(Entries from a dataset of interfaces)
******************************
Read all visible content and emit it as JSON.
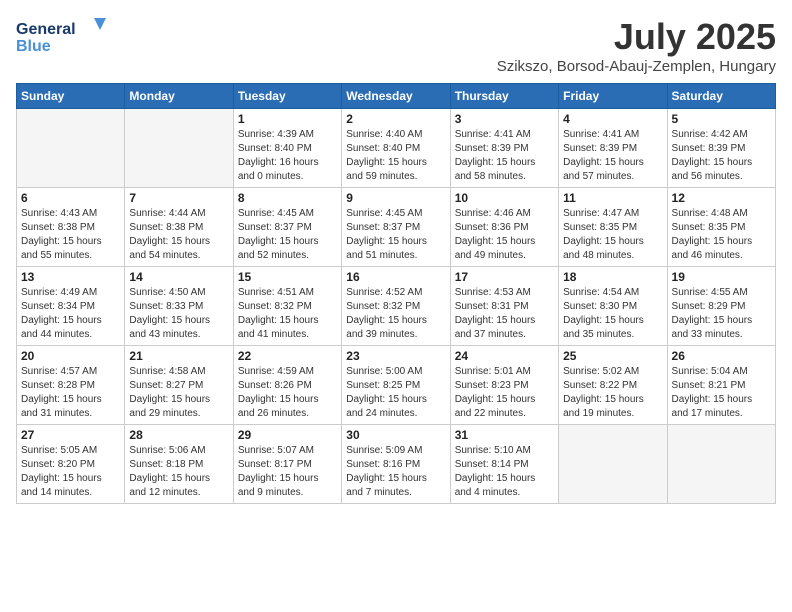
{
  "logo": {
    "line1": "General",
    "line2": "Blue"
  },
  "title": "July 2025",
  "location": "Szikszo, Borsod-Abauj-Zemplen, Hungary",
  "weekdays": [
    "Sunday",
    "Monday",
    "Tuesday",
    "Wednesday",
    "Thursday",
    "Friday",
    "Saturday"
  ],
  "weeks": [
    [
      {
        "day": "",
        "empty": true
      },
      {
        "day": "",
        "empty": true
      },
      {
        "day": "1",
        "sunrise": "4:39 AM",
        "sunset": "8:40 PM",
        "daylight": "16 hours and 0 minutes."
      },
      {
        "day": "2",
        "sunrise": "4:40 AM",
        "sunset": "8:40 PM",
        "daylight": "15 hours and 59 minutes."
      },
      {
        "day": "3",
        "sunrise": "4:41 AM",
        "sunset": "8:39 PM",
        "daylight": "15 hours and 58 minutes."
      },
      {
        "day": "4",
        "sunrise": "4:41 AM",
        "sunset": "8:39 PM",
        "daylight": "15 hours and 57 minutes."
      },
      {
        "day": "5",
        "sunrise": "4:42 AM",
        "sunset": "8:39 PM",
        "daylight": "15 hours and 56 minutes."
      }
    ],
    [
      {
        "day": "6",
        "sunrise": "4:43 AM",
        "sunset": "8:38 PM",
        "daylight": "15 hours and 55 minutes."
      },
      {
        "day": "7",
        "sunrise": "4:44 AM",
        "sunset": "8:38 PM",
        "daylight": "15 hours and 54 minutes."
      },
      {
        "day": "8",
        "sunrise": "4:45 AM",
        "sunset": "8:37 PM",
        "daylight": "15 hours and 52 minutes."
      },
      {
        "day": "9",
        "sunrise": "4:45 AM",
        "sunset": "8:37 PM",
        "daylight": "15 hours and 51 minutes."
      },
      {
        "day": "10",
        "sunrise": "4:46 AM",
        "sunset": "8:36 PM",
        "daylight": "15 hours and 49 minutes."
      },
      {
        "day": "11",
        "sunrise": "4:47 AM",
        "sunset": "8:35 PM",
        "daylight": "15 hours and 48 minutes."
      },
      {
        "day": "12",
        "sunrise": "4:48 AM",
        "sunset": "8:35 PM",
        "daylight": "15 hours and 46 minutes."
      }
    ],
    [
      {
        "day": "13",
        "sunrise": "4:49 AM",
        "sunset": "8:34 PM",
        "daylight": "15 hours and 44 minutes."
      },
      {
        "day": "14",
        "sunrise": "4:50 AM",
        "sunset": "8:33 PM",
        "daylight": "15 hours and 43 minutes."
      },
      {
        "day": "15",
        "sunrise": "4:51 AM",
        "sunset": "8:32 PM",
        "daylight": "15 hours and 41 minutes."
      },
      {
        "day": "16",
        "sunrise": "4:52 AM",
        "sunset": "8:32 PM",
        "daylight": "15 hours and 39 minutes."
      },
      {
        "day": "17",
        "sunrise": "4:53 AM",
        "sunset": "8:31 PM",
        "daylight": "15 hours and 37 minutes."
      },
      {
        "day": "18",
        "sunrise": "4:54 AM",
        "sunset": "8:30 PM",
        "daylight": "15 hours and 35 minutes."
      },
      {
        "day": "19",
        "sunrise": "4:55 AM",
        "sunset": "8:29 PM",
        "daylight": "15 hours and 33 minutes."
      }
    ],
    [
      {
        "day": "20",
        "sunrise": "4:57 AM",
        "sunset": "8:28 PM",
        "daylight": "15 hours and 31 minutes."
      },
      {
        "day": "21",
        "sunrise": "4:58 AM",
        "sunset": "8:27 PM",
        "daylight": "15 hours and 29 minutes."
      },
      {
        "day": "22",
        "sunrise": "4:59 AM",
        "sunset": "8:26 PM",
        "daylight": "15 hours and 26 minutes."
      },
      {
        "day": "23",
        "sunrise": "5:00 AM",
        "sunset": "8:25 PM",
        "daylight": "15 hours and 24 minutes."
      },
      {
        "day": "24",
        "sunrise": "5:01 AM",
        "sunset": "8:23 PM",
        "daylight": "15 hours and 22 minutes."
      },
      {
        "day": "25",
        "sunrise": "5:02 AM",
        "sunset": "8:22 PM",
        "daylight": "15 hours and 19 minutes."
      },
      {
        "day": "26",
        "sunrise": "5:04 AM",
        "sunset": "8:21 PM",
        "daylight": "15 hours and 17 minutes."
      }
    ],
    [
      {
        "day": "27",
        "sunrise": "5:05 AM",
        "sunset": "8:20 PM",
        "daylight": "15 hours and 14 minutes."
      },
      {
        "day": "28",
        "sunrise": "5:06 AM",
        "sunset": "8:18 PM",
        "daylight": "15 hours and 12 minutes."
      },
      {
        "day": "29",
        "sunrise": "5:07 AM",
        "sunset": "8:17 PM",
        "daylight": "15 hours and 9 minutes."
      },
      {
        "day": "30",
        "sunrise": "5:09 AM",
        "sunset": "8:16 PM",
        "daylight": "15 hours and 7 minutes."
      },
      {
        "day": "31",
        "sunrise": "5:10 AM",
        "sunset": "8:14 PM",
        "daylight": "15 hours and 4 minutes."
      },
      {
        "day": "",
        "empty": true
      },
      {
        "day": "",
        "empty": true
      }
    ]
  ]
}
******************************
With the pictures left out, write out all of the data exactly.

Written solution
Read all visible content and emit it as JSON.
{
  "logo": {
    "line1": "General",
    "line2": "Blue"
  },
  "title": "July 2025",
  "location": "Szikszo, Borsod-Abauj-Zemplen, Hungary",
  "weekdays": [
    "Sunday",
    "Monday",
    "Tuesday",
    "Wednesday",
    "Thursday",
    "Friday",
    "Saturday"
  ],
  "weeks": [
    [
      {
        "day": "",
        "empty": true
      },
      {
        "day": "",
        "empty": true
      },
      {
        "day": "1",
        "sunrise": "4:39 AM",
        "sunset": "8:40 PM",
        "daylight": "16 hours and 0 minutes."
      },
      {
        "day": "2",
        "sunrise": "4:40 AM",
        "sunset": "8:40 PM",
        "daylight": "15 hours and 59 minutes."
      },
      {
        "day": "3",
        "sunrise": "4:41 AM",
        "sunset": "8:39 PM",
        "daylight": "15 hours and 58 minutes."
      },
      {
        "day": "4",
        "sunrise": "4:41 AM",
        "sunset": "8:39 PM",
        "daylight": "15 hours and 57 minutes."
      },
      {
        "day": "5",
        "sunrise": "4:42 AM",
        "sunset": "8:39 PM",
        "daylight": "15 hours and 56 minutes."
      }
    ],
    [
      {
        "day": "6",
        "sunrise": "4:43 AM",
        "sunset": "8:38 PM",
        "daylight": "15 hours and 55 minutes."
      },
      {
        "day": "7",
        "sunrise": "4:44 AM",
        "sunset": "8:38 PM",
        "daylight": "15 hours and 54 minutes."
      },
      {
        "day": "8",
        "sunrise": "4:45 AM",
        "sunset": "8:37 PM",
        "daylight": "15 hours and 52 minutes."
      },
      {
        "day": "9",
        "sunrise": "4:45 AM",
        "sunset": "8:37 PM",
        "daylight": "15 hours and 51 minutes."
      },
      {
        "day": "10",
        "sunrise": "4:46 AM",
        "sunset": "8:36 PM",
        "daylight": "15 hours and 49 minutes."
      },
      {
        "day": "11",
        "sunrise": "4:47 AM",
        "sunset": "8:35 PM",
        "daylight": "15 hours and 48 minutes."
      },
      {
        "day": "12",
        "sunrise": "4:48 AM",
        "sunset": "8:35 PM",
        "daylight": "15 hours and 46 minutes."
      }
    ],
    [
      {
        "day": "13",
        "sunrise": "4:49 AM",
        "sunset": "8:34 PM",
        "daylight": "15 hours and 44 minutes."
      },
      {
        "day": "14",
        "sunrise": "4:50 AM",
        "sunset": "8:33 PM",
        "daylight": "15 hours and 43 minutes."
      },
      {
        "day": "15",
        "sunrise": "4:51 AM",
        "sunset": "8:32 PM",
        "daylight": "15 hours and 41 minutes."
      },
      {
        "day": "16",
        "sunrise": "4:52 AM",
        "sunset": "8:32 PM",
        "daylight": "15 hours and 39 minutes."
      },
      {
        "day": "17",
        "sunrise": "4:53 AM",
        "sunset": "8:31 PM",
        "daylight": "15 hours and 37 minutes."
      },
      {
        "day": "18",
        "sunrise": "4:54 AM",
        "sunset": "8:30 PM",
        "daylight": "15 hours and 35 minutes."
      },
      {
        "day": "19",
        "sunrise": "4:55 AM",
        "sunset": "8:29 PM",
        "daylight": "15 hours and 33 minutes."
      }
    ],
    [
      {
        "day": "20",
        "sunrise": "4:57 AM",
        "sunset": "8:28 PM",
        "daylight": "15 hours and 31 minutes."
      },
      {
        "day": "21",
        "sunrise": "4:58 AM",
        "sunset": "8:27 PM",
        "daylight": "15 hours and 29 minutes."
      },
      {
        "day": "22",
        "sunrise": "4:59 AM",
        "sunset": "8:26 PM",
        "daylight": "15 hours and 26 minutes."
      },
      {
        "day": "23",
        "sunrise": "5:00 AM",
        "sunset": "8:25 PM",
        "daylight": "15 hours and 24 minutes."
      },
      {
        "day": "24",
        "sunrise": "5:01 AM",
        "sunset": "8:23 PM",
        "daylight": "15 hours and 22 minutes."
      },
      {
        "day": "25",
        "sunrise": "5:02 AM",
        "sunset": "8:22 PM",
        "daylight": "15 hours and 19 minutes."
      },
      {
        "day": "26",
        "sunrise": "5:04 AM",
        "sunset": "8:21 PM",
        "daylight": "15 hours and 17 minutes."
      }
    ],
    [
      {
        "day": "27",
        "sunrise": "5:05 AM",
        "sunset": "8:20 PM",
        "daylight": "15 hours and 14 minutes."
      },
      {
        "day": "28",
        "sunrise": "5:06 AM",
        "sunset": "8:18 PM",
        "daylight": "15 hours and 12 minutes."
      },
      {
        "day": "29",
        "sunrise": "5:07 AM",
        "sunset": "8:17 PM",
        "daylight": "15 hours and 9 minutes."
      },
      {
        "day": "30",
        "sunrise": "5:09 AM",
        "sunset": "8:16 PM",
        "daylight": "15 hours and 7 minutes."
      },
      {
        "day": "31",
        "sunrise": "5:10 AM",
        "sunset": "8:14 PM",
        "daylight": "15 hours and 4 minutes."
      },
      {
        "day": "",
        "empty": true
      },
      {
        "day": "",
        "empty": true
      }
    ]
  ]
}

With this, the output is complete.